■ Exercise
Repeat the records exactly. Leave out the pictures.

■ Data for this exercise
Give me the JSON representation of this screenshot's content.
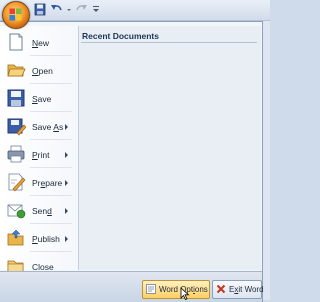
{
  "quick_access": {
    "office_button_icon": "office-logo-icon",
    "items": [
      "save-icon",
      "undo-icon",
      "redo-icon",
      "customize-icon"
    ]
  },
  "menu": {
    "items": [
      {
        "name": "new",
        "label_accel": "N",
        "label_rest": "ew",
        "icon": "new-document-icon",
        "submenu": false
      },
      {
        "name": "open",
        "label_accel": "O",
        "label_rest": "pen",
        "icon": "open-folder-icon",
        "submenu": false
      },
      {
        "name": "save",
        "label_accel": "S",
        "label_rest": "ave",
        "icon": "save-disk-icon",
        "submenu": false
      },
      {
        "name": "save-as",
        "label_pre": "Save ",
        "label_accel": "A",
        "label_rest": "s",
        "icon": "save-as-icon",
        "submenu": true
      },
      {
        "name": "print",
        "label_accel": "P",
        "label_rest": "rint",
        "icon": "printer-icon",
        "submenu": true
      },
      {
        "name": "prepare",
        "label_pre": "Pr",
        "label_accel": "e",
        "label_rest": "pare",
        "icon": "prepare-icon",
        "submenu": true
      },
      {
        "name": "send",
        "label_pre": "Sen",
        "label_accel": "d",
        "label_rest": "",
        "icon": "send-icon",
        "submenu": true
      },
      {
        "name": "publish",
        "label_accel": "P",
        "label_rest": "ublish",
        "icon": "publish-icon",
        "submenu": true
      },
      {
        "name": "close",
        "label_accel": "C",
        "label_rest": "lose",
        "icon": "close-folder-icon",
        "submenu": false
      }
    ]
  },
  "recent": {
    "title": "Recent Documents"
  },
  "footer": {
    "word_options": {
      "pre": "Word Opt",
      "accel": "i",
      "rest": "ons"
    },
    "exit_word": {
      "pre": "E",
      "accel": "x",
      "rest": "it Word"
    }
  },
  "colors": {
    "accent": "#f39a2d",
    "hover": "#ffcf62",
    "panel": "#e9eef4"
  }
}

■ Expected answer
Give me the JSON representation of this screenshot's content.
{
  "quick_access": {
    "office_button_icon": "office-logo-icon",
    "items": [
      "save-icon",
      "undo-icon",
      "redo-icon",
      "customize-icon"
    ]
  },
  "menu": {
    "items": [
      {
        "name": "new",
        "label_accel": "N",
        "label_rest": "ew",
        "icon": "new-document-icon",
        "submenu": false
      },
      {
        "name": "open",
        "label_accel": "O",
        "label_rest": "pen",
        "icon": "open-folder-icon",
        "submenu": false
      },
      {
        "name": "save",
        "label_accel": "S",
        "label_rest": "ave",
        "icon": "save-disk-icon",
        "submenu": false
      },
      {
        "name": "save-as",
        "label_pre": "Save ",
        "label_accel": "A",
        "label_rest": "s",
        "icon": "save-as-icon",
        "submenu": true
      },
      {
        "name": "print",
        "label_accel": "P",
        "label_rest": "rint",
        "icon": "printer-icon",
        "submenu": true
      },
      {
        "name": "prepare",
        "label_pre": "Pr",
        "label_accel": "e",
        "label_rest": "pare",
        "icon": "prepare-icon",
        "submenu": true
      },
      {
        "name": "send",
        "label_pre": "Sen",
        "label_accel": "d",
        "label_rest": "",
        "icon": "send-icon",
        "submenu": true
      },
      {
        "name": "publish",
        "label_accel": "P",
        "label_rest": "ublish",
        "icon": "publish-icon",
        "submenu": true
      },
      {
        "name": "close",
        "label_accel": "C",
        "label_rest": "lose",
        "icon": "close-folder-icon",
        "submenu": false
      }
    ]
  },
  "recent": {
    "title": "Recent Documents"
  },
  "footer": {
    "word_options": {
      "pre": "Word Opt",
      "accel": "i",
      "rest": "ons"
    },
    "exit_word": {
      "pre": "E",
      "accel": "x",
      "rest": "it Word"
    }
  },
  "colors": {
    "accent": "#f39a2d",
    "hover": "#ffcf62",
    "panel": "#e9eef4"
  }
}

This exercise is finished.